### What the task asks
Repeat each line of the material below exactly.
_____
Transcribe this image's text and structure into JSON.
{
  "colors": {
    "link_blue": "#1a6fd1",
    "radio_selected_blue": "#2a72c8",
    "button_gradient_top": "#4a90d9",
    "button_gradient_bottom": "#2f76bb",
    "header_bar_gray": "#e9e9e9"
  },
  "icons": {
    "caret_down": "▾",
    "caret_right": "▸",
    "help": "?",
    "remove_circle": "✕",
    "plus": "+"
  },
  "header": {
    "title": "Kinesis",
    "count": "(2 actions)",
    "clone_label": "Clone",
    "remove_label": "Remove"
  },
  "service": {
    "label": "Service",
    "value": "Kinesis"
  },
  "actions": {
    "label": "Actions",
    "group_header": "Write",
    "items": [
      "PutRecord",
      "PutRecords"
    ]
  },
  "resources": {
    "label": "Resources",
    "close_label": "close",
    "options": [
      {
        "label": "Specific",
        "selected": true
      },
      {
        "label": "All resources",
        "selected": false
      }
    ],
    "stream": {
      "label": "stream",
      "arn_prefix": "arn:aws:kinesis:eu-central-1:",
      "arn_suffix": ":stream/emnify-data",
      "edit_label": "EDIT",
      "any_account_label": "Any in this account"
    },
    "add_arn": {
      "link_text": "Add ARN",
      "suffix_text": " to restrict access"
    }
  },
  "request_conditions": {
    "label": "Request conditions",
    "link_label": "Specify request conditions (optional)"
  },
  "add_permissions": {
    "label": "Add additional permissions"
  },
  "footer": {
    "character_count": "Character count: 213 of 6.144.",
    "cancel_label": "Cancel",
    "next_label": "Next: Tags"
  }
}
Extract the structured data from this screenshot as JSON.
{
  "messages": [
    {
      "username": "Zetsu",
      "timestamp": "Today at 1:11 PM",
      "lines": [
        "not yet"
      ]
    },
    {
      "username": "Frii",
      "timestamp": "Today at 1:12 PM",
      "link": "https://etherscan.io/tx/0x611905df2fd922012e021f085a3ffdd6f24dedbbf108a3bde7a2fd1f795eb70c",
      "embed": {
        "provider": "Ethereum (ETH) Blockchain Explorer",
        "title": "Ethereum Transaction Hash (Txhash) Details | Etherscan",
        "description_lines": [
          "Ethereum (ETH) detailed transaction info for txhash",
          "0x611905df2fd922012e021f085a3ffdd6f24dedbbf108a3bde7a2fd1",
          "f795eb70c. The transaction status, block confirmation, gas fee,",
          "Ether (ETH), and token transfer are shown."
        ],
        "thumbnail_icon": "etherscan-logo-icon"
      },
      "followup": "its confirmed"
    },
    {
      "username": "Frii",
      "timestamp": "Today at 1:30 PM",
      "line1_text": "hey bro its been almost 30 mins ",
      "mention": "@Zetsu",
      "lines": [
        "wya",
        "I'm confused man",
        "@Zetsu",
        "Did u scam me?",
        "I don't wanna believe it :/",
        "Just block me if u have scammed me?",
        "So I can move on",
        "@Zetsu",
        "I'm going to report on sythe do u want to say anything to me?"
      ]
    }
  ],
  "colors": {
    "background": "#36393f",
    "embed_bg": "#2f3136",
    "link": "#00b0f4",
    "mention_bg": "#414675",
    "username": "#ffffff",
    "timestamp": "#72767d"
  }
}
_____
### Answer space
Transcribe this image's text and structure into JSON.
{
  "colors": {
    "link_blue": "#1a6fd1",
    "radio_selected_blue": "#2a72c8",
    "button_gradient_top": "#4a90d9",
    "button_gradient_bottom": "#2f76bb",
    "header_bar_gray": "#e9e9e9"
  },
  "icons": {
    "caret_down": "▾",
    "caret_right": "▸",
    "help": "?",
    "remove_circle": "✕",
    "plus": "+"
  },
  "header": {
    "title": "Kinesis",
    "count": "(2 actions)",
    "clone_label": "Clone",
    "remove_label": "Remove"
  },
  "service": {
    "label": "Service",
    "value": "Kinesis"
  },
  "actions": {
    "label": "Actions",
    "group_header": "Write",
    "items": [
      "PutRecord",
      "PutRecords"
    ]
  },
  "resources": {
    "label": "Resources",
    "close_label": "close",
    "options": [
      {
        "label": "Specific",
        "selected": true
      },
      {
        "label": "All resources",
        "selected": false
      }
    ],
    "stream": {
      "label": "stream",
      "arn_prefix": "arn:aws:kinesis:eu-central-1:",
      "arn_suffix": ":stream/emnify-data",
      "edit_label": "EDIT",
      "any_account_label": "Any in this account"
    },
    "add_arn": {
      "link_text": "Add ARN",
      "suffix_text": " to restrict access"
    }
  },
  "request_conditions": {
    "label": "Request conditions",
    "link_label": "Specify request conditions (optional)"
  },
  "add_permissions": {
    "label": "Add additional permissions"
  },
  "footer": {
    "character_count": "Character count: 213 of 6.144.",
    "cancel_label": "Cancel",
    "next_label": "Next: Tags"
  }
}
Extract the structured data from this screenshot as JSON.
{
  "messages": [
    {
      "username": "Zetsu",
      "timestamp": "Today at 1:11 PM",
      "lines": [
        "not yet"
      ]
    },
    {
      "username": "Frii",
      "timestamp": "Today at 1:12 PM",
      "link": "https://etherscan.io/tx/0x611905df2fd922012e021f085a3ffdd6f24dedbbf108a3bde7a2fd1f795eb70c",
      "embed": {
        "provider": "Ethereum (ETH) Blockchain Explorer",
        "title": "Ethereum Transaction Hash (Txhash) Details | Etherscan",
        "description_lines": [
          "Ethereum (ETH) detailed transaction info for txhash",
          "0x611905df2fd922012e021f085a3ffdd6f24dedbbf108a3bde7a2fd1",
          "f795eb70c. The transaction status, block confirmation, gas fee,",
          "Ether (ETH), and token transfer are shown."
        ],
        "thumbnail_icon": "etherscan-logo-icon"
      },
      "followup": "its confirmed"
    },
    {
      "username": "Frii",
      "timestamp": "Today at 1:30 PM",
      "line1_text": "hey bro its been almost 30 mins ",
      "mention": "@Zetsu",
      "lines": [
        "wya",
        "I'm confused man",
        "@Zetsu",
        "Did u scam me?",
        "I don't wanna believe it :/",
        "Just block me if u have scammed me?",
        "So I can move on",
        "@Zetsu",
        "I'm going to report on sythe do u want to say anything to me?"
      ]
    }
  ],
  "colors": {
    "background": "#36393f",
    "embed_bg": "#2f3136",
    "link": "#00b0f4",
    "mention_bg": "#414675",
    "username": "#ffffff",
    "timestamp": "#72767d"
  }
}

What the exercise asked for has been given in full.